By: Kristi Wion
Who is up next you may ask? Well, it’s our teeny, tiny amphibian tree frog friend who likes to chirp and sing all night long – the Spring Peeper (Pseudacris crucifer).
What do they look like?
- Their bodies have smooth skin in shades of tan, brown, green, or gray, with lines that form an X-shaped pattern on their backs.
- Their bellies are white to cream-colored, and they have dark bands on their legs and a dark line between their eyes.
- Spring peepers are well camouflaged to look like tree bark and have some ability to make themselves lighter or darker in order to better match their surroundings.
- The flat, terminal pad on each of the amphibian’s toes allow it to grip onto plants, while its webbed hind feet give it support.
- Although they are good climbers, they spend most of their time on the ground, often hiding under leaf litter during the day.
- Spring peepers are rarely seen, but during mating season in the spring, they are often heard.
- The Northern spring peeper is so small that it could sit comfortably on a dime! They are generally about one inch (2.5 centimeters) in length, or about the length of a paper clip, and their weight averages from 0.11 to 0.18 ounces (3 to 5 grams).
Where do they live?
- Spring peepers can be found from southeastern Canada to the eastern United States (including Ohio), south to northern Florida and west to Minnesota and eastern Texas.
- They live in moist, wooded areas, fields, and grassy lowlands near ponds and wetlands.
- Spring peepers hibernate during the winter in soft mud near ponds, under logs, and in holes or loose bark in trees.
What do they eat?
- Spring Peepers generally eat beetles, ants, flies, and spiders. Tadpoles feed on algae and microorganisms.
Why do they “peep”?
- Spring peepers are known for the males’ mating call—a high-pitched whistling or peeping sound repeated about 20 times a minute. However, the faster and louder they sing, the greater the chances of attracting a mate.
- The Spring Peeper’s bubble is actually the frog’s vocal sac. To make their calls, peepers close their nostrils and mouths and squeeze their lungs, which causes the vocal sac in the throat to inflate like a balloon. The peeping sound happens as air leaves the lungs, passes over the vocal cords and into the vocal sac.
- They often congregate near water and sing in trios, with the deepest-voiced frog starting the call.
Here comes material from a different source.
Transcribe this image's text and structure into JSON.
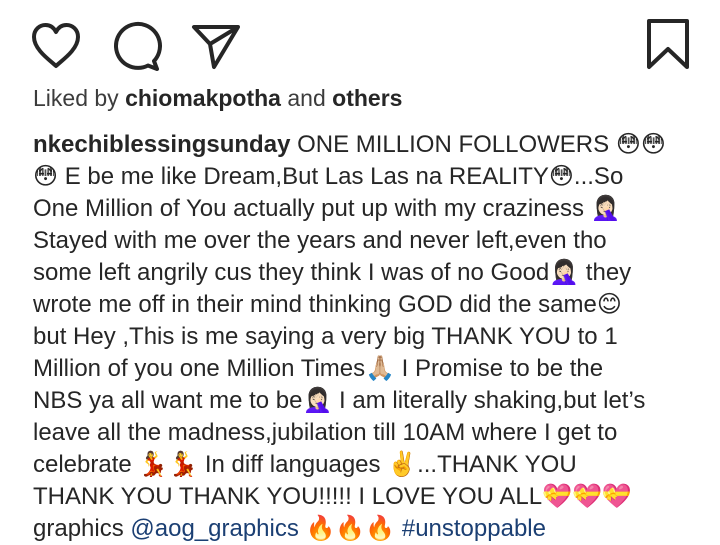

They begin breeding early in the spring and call on warm spring nights and during the day in rainy or cloudy weather.
- As their name implies, their call is a sleigh-bell-like chorus that can be heard from a great distance.
What about baby Peepers?
- Females lay their eggs in vernal pools, ponds, and other wetlands where fish are not present. A female may lay anywhere from 750 to 1,200 eggs, which attach to submerged aquatic vegetation.
- Depending on the temperature, eggs can hatch within two days to two weeks.
- The tadpoles have gills to breathe underwater and tails to help them swim. Tadpoles transform into frogs over the course of 6 to 12 weeks.
- Spring peepers are very tolerant of cold conditions. They can withstand freezing during winter hibernation due to a natural “antifreeze” in their blood.
- Up to 70% of the frog’s body can freeze, to the point that the heart stops pumping and the frog appears to be dead. Scientists still aren’t sure how frozen frogs can wake up again, but once they thaw out and wake up, most frogs will go through a period of healing before they resume their normal lives.
To learn more interesting facts about this tiny but mighty animal, check out these sources:
Want to make a Spring Peeper paper puppet? Here is a template from nature friends at Mass Audobon - click the image for instructions!